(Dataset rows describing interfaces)
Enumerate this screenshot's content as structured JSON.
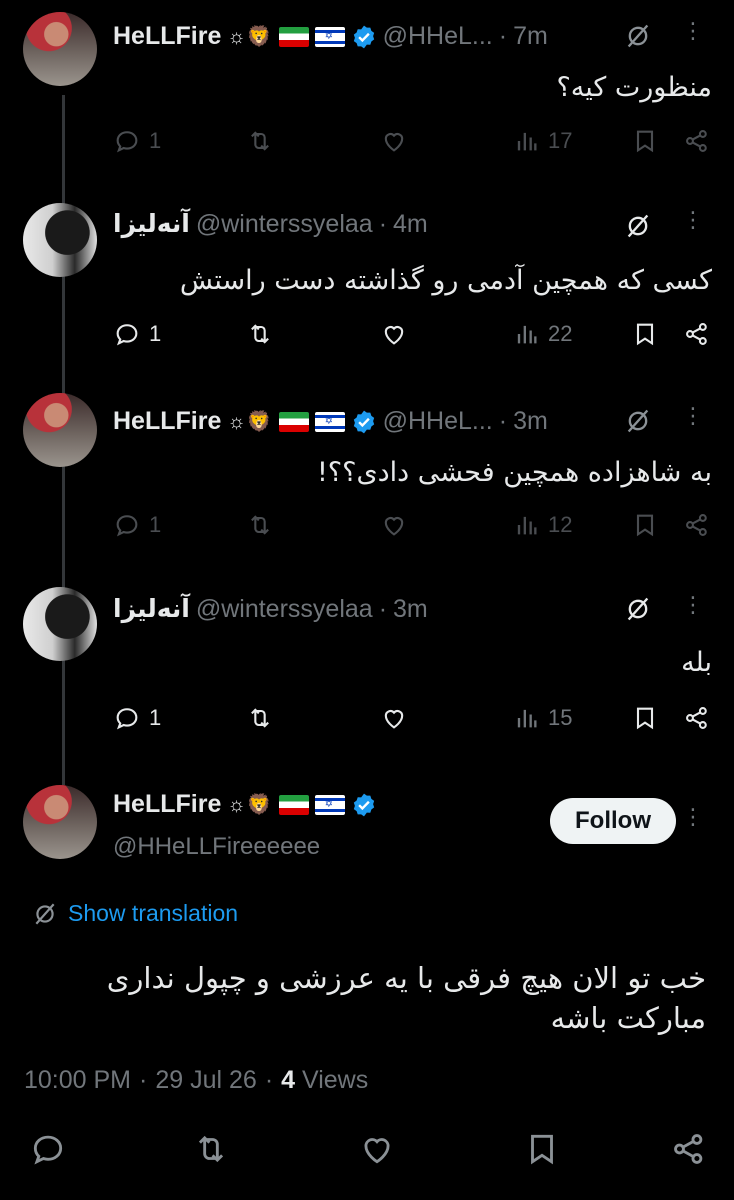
{
  "tweets": [
    {
      "name": "HeLLFire",
      "handle": "@HHeL...",
      "time": "7m",
      "text": "منظورت کیه؟",
      "reply_count": "1",
      "views": "17",
      "dim": true
    },
    {
      "name": "آنه‌لیزا",
      "handle": "@winterssyelaa",
      "time": "4m",
      "text": "کسی که همچین آدمی رو گذاشته دست راستش",
      "reply_count": "1",
      "views": "22",
      "dim": false
    },
    {
      "name": "HeLLFire",
      "handle": "@HHeL...",
      "time": "3m",
      "text": "به شاهزاده همچین فحشی دادی؟؟!",
      "reply_count": "1",
      "views": "12",
      "dim": true
    },
    {
      "name": "آنه‌لیزا",
      "handle": "@winterssyelaa",
      "time": "3m",
      "text": "بله",
      "reply_count": "1",
      "views": "15",
      "dim": false
    }
  ],
  "main": {
    "name": "HeLLFire",
    "handle": "@HHeLLFireeeeee",
    "follow_label": "Follow",
    "show_translation": "Show translation",
    "text_line1": "خب تو الان هیچ فرقی با یه عرزشی و چپول نداری",
    "text_line2": "مبارکت باشه",
    "time": "10:00 PM",
    "date": "29 Jul 26",
    "views_count": "4",
    "views_label": "Views"
  },
  "separator": "·",
  "icons": {
    "reply": "reply-icon",
    "retweet": "retweet-icon",
    "like": "like-icon",
    "views": "views-icon",
    "bookmark": "bookmark-icon",
    "share": "share-icon",
    "grok": "grok-icon",
    "more": "more-icon",
    "verified": "verified-badge-icon"
  },
  "colors": {
    "background": "#000000",
    "text": "#e7e9ea",
    "muted": "#71767b",
    "accent": "#1d9bf0",
    "follow_bg": "#eff3f4"
  }
}
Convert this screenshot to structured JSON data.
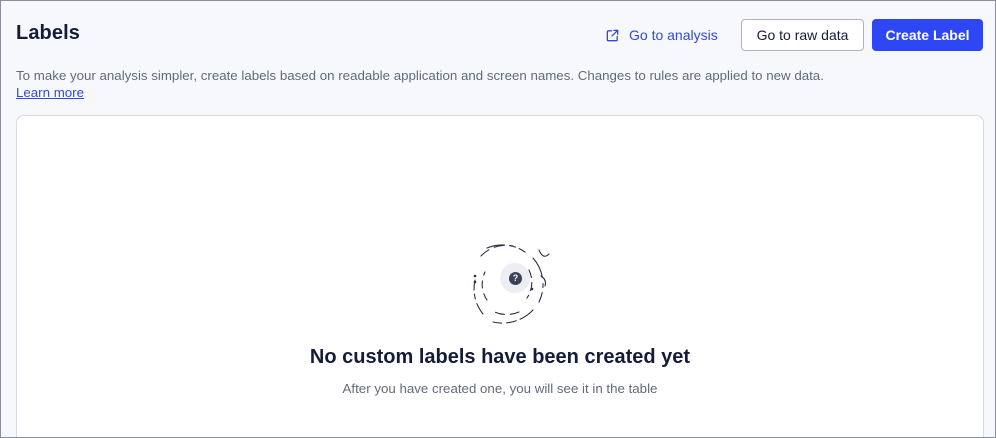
{
  "header": {
    "title": "Labels",
    "analysis_link_label": "Go to analysis",
    "raw_data_button_label": "Go to raw data",
    "create_button_label": "Create Label"
  },
  "description": {
    "text": "To make your analysis simpler, create labels based on readable application and screen names. Changes to rules are applied to new data.",
    "learn_more_label": "Learn more"
  },
  "empty_state": {
    "icon": "question-mark-icon",
    "title": "No custom labels have been created yet",
    "subtitle": "After you have created one, you will see it in the table"
  },
  "colors": {
    "primary": "#2d47f5",
    "link": "#2f4bd8",
    "heading": "#141c3a",
    "muted_text": "#626a7a",
    "background": "#f7f8fb"
  }
}
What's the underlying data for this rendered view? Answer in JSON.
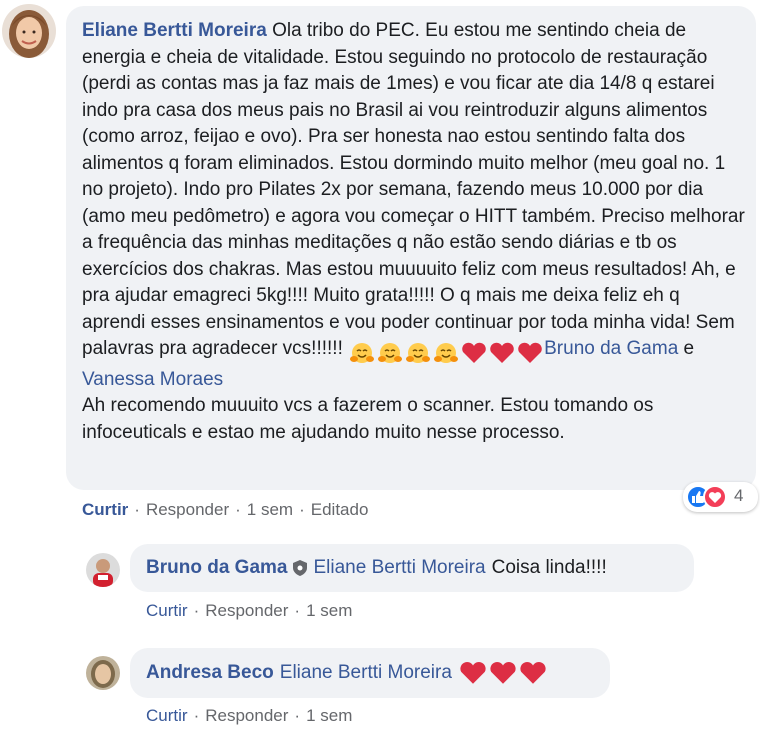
{
  "main_comment": {
    "author": "Eliane Bertti Moreira",
    "text": "Ola tribo do PEC. Eu estou me sentindo cheia de energia e cheia de vitalidade. Estou seguindo no protocolo de restauração (perdi as contas mas ja faz mais de 1mes) e vou ficar ate dia 14/8 q estarei indo pra casa dos meus pais no Brasil ai vou reintroduzir alguns alimentos (como arroz, feijao e ovo). Pra ser honesta nao estou sentindo falta dos alimentos q foram eliminados. Estou dormindo muito melhor (meu goal no. 1 no projeto). Indo pro Pilates 2x por semana, fazendo meus 10.000 por dia (amo meu pedômetro) e agora vou começar o HITT também. Preciso melhorar a frequência das minhas meditações q não estão sendo diárias e tb os exercícios dos chakras. Mas estou muuuuito feliz com meus resultados! Ah, e pra ajudar emagreci 5kg!!!! Muito grata!!!!! O q mais me deixa feliz eh q aprendi esses ensinamentos e vou poder continuar por toda minha vida! Sem palavras pra agradecer vcs!!!!!!",
    "emoji_icons": [
      "hugging-face-emoji",
      "hugging-face-emoji",
      "hugging-face-emoji",
      "hugging-face-emoji",
      "red-heart-emoji",
      "red-heart-emoji",
      "red-heart-emoji"
    ],
    "mention_1": "Bruno da Gama",
    "conjunction": "e",
    "mention_2": "Vanessa Moraes",
    "text_2": "Ah recomendo muuuito vcs a fazerem o scanner. Estou tomando os infoceuticals e estao me ajudando muito nesse processo.",
    "actions": {
      "like": "Curtir",
      "reply": "Responder",
      "time": "1 sem",
      "edited": "Editado",
      "separator": "·"
    },
    "reactions": {
      "icons": [
        "like-icon",
        "love-icon"
      ],
      "count": "4",
      "like_color": "#1877f2",
      "love_color": "#f33e58"
    }
  },
  "replies": [
    {
      "author": "Bruno da Gama",
      "badge_icon": "shield-badge-icon",
      "mention": "Eliane Bertti Moreira",
      "text": "Coisa linda!!!!",
      "actions": {
        "like": "Curtir",
        "reply": "Responder",
        "time": "1 sem"
      }
    },
    {
      "author": "Andresa Beco",
      "mention": "Eliane Bertti Moreira",
      "emoji_icons": [
        "red-heart-emoji",
        "red-heart-emoji",
        "red-heart-emoji"
      ],
      "actions": {
        "like": "Curtir",
        "reply": "Responder",
        "time": "1 sem"
      }
    }
  ],
  "colors": {
    "link": "#385898",
    "bubble": "#f0f2f5",
    "meta": "#65676b",
    "text": "#1c1e21"
  }
}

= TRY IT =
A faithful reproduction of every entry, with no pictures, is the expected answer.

= WRITTEN REPLY =
Enumerate this screenshot's content as structured JSON.
{
  "tweets": [
    {
      "name": "HeLLFire",
      "handle": "@HHeL...",
      "time": "7m",
      "text": "منظورت کیه؟",
      "reply_count": "1",
      "views": "17",
      "dim": true
    },
    {
      "name": "آنه‌لیزا",
      "handle": "@winterssyelaa",
      "time": "4m",
      "text": "کسی که همچین آدمی رو گذاشته دست راستش",
      "reply_count": "1",
      "views": "22",
      "dim": false
    },
    {
      "name": "HeLLFire",
      "handle": "@HHeL...",
      "time": "3m",
      "text": "به شاهزاده همچین فحشی دادی؟؟!",
      "reply_count": "1",
      "views": "12",
      "dim": true
    },
    {
      "name": "آنه‌لیزا",
      "handle": "@winterssyelaa",
      "time": "3m",
      "text": "بله",
      "reply_count": "1",
      "views": "15",
      "dim": false
    }
  ],
  "main": {
    "name": "HeLLFire",
    "handle": "@HHeLLFireeeeee",
    "follow_label": "Follow",
    "show_translation": "Show translation",
    "text_line1": "خب تو الان هیچ فرقی با یه عرزشی و چپول نداری",
    "text_line2": "مبارکت باشه",
    "time": "10:00 PM",
    "date": "29 Jul 26",
    "views_count": "4",
    "views_label": "Views"
  },
  "separator": "·",
  "icons": {
    "reply": "reply-icon",
    "retweet": "retweet-icon",
    "like": "like-icon",
    "views": "views-icon",
    "bookmark": "bookmark-icon",
    "share": "share-icon",
    "grok": "grok-icon",
    "more": "more-icon",
    "verified": "verified-badge-icon"
  },
  "colors": {
    "background": "#000000",
    "text": "#e7e9ea",
    "muted": "#71767b",
    "accent": "#1d9bf0",
    "follow_bg": "#eff3f4"
  }
}
Convert this screenshot to structured JSON data.
{
  "header": {
    "title": "Labels",
    "analysis_link_label": "Go to analysis",
    "raw_data_button_label": "Go to raw data",
    "create_button_label": "Create Label"
  },
  "description": {
    "text": "To make your analysis simpler, create labels based on readable application and screen names. Changes to rules are applied to new data.",
    "learn_more_label": "Learn more"
  },
  "empty_state": {
    "icon": "question-mark-icon",
    "title": "No custom labels have been created yet",
    "subtitle": "After you have created one, you will see it in the table"
  },
  "colors": {
    "primary": "#2d47f5",
    "link": "#2f4bd8",
    "heading": "#141c3a",
    "muted_text": "#626a7a",
    "background": "#f7f8fb"
  }
}
What's the underlying data for this rendered view? Answer in JSON.
{
  "main_comment": {
    "author": "Eliane Bertti Moreira",
    "text": "Ola tribo do PEC. Eu estou me sentindo cheia de energia e cheia de vitalidade. Estou seguindo no protocolo de restauração (perdi as contas mas ja faz mais de 1mes) e vou ficar ate dia 14/8 q estarei indo pra casa dos meus pais no Brasil ai vou reintroduzir alguns alimentos (como arroz, feijao e ovo). Pra ser honesta nao estou sentindo falta dos alimentos q foram eliminados. Estou dormindo muito melhor (meu goal no. 1 no projeto). Indo pro Pilates 2x por semana, fazendo meus 10.000 por dia (amo meu pedômetro) e agora vou começar o HITT também. Preciso melhorar a frequência das minhas meditações q não estão sendo diárias e tb os exercícios dos chakras. Mas estou muuuuito feliz com meus resultados! Ah, e pra ajudar emagreci 5kg!!!! Muito grata!!!!! O q mais me deixa feliz eh q aprendi esses ensinamentos e vou poder continuar por toda minha vida! Sem palavras pra agradecer vcs!!!!!!",
    "emoji_icons": [
      "hugging-face-emoji",
      "hugging-face-emoji",
      "hugging-face-emoji",
      "hugging-face-emoji",
      "red-heart-emoji",
      "red-heart-emoji",
      "red-heart-emoji"
    ],
    "mention_1": "Bruno da Gama",
    "conjunction": "e",
    "mention_2": "Vanessa Moraes",
    "text_2": "Ah recomendo muuuito vcs a fazerem o scanner. Estou tomando os infoceuticals e estao me ajudando muito nesse processo.",
    "actions": {
      "like": "Curtir",
      "reply": "Responder",
      "time": "1 sem",
      "edited": "Editado",
      "separator": "·"
    },
    "reactions": {
      "icons": [
        "like-icon",
        "love-icon"
      ],
      "count": "4",
      "like_color": "#1877f2",
      "love_color": "#f33e58"
    }
  },
  "replies": [
    {
      "author": "Bruno da Gama",
      "badge_icon": "shield-badge-icon",
      "mention": "Eliane Bertti Moreira",
      "text": "Coisa linda!!!!",
      "actions": {
        "like": "Curtir",
        "reply": "Responder",
        "time": "1 sem"
      }
    },
    {
      "author": "Andresa Beco",
      "mention": "Eliane Bertti Moreira",
      "emoji_icons": [
        "red-heart-emoji",
        "red-heart-emoji",
        "red-heart-emoji"
      ],
      "actions": {
        "like": "Curtir",
        "reply": "Responder",
        "time": "1 sem"
      }
    }
  ],
  "colors": {
    "link": "#385898",
    "bubble": "#f0f2f5",
    "meta": "#65676b",
    "text": "#1c1e21"
  }
}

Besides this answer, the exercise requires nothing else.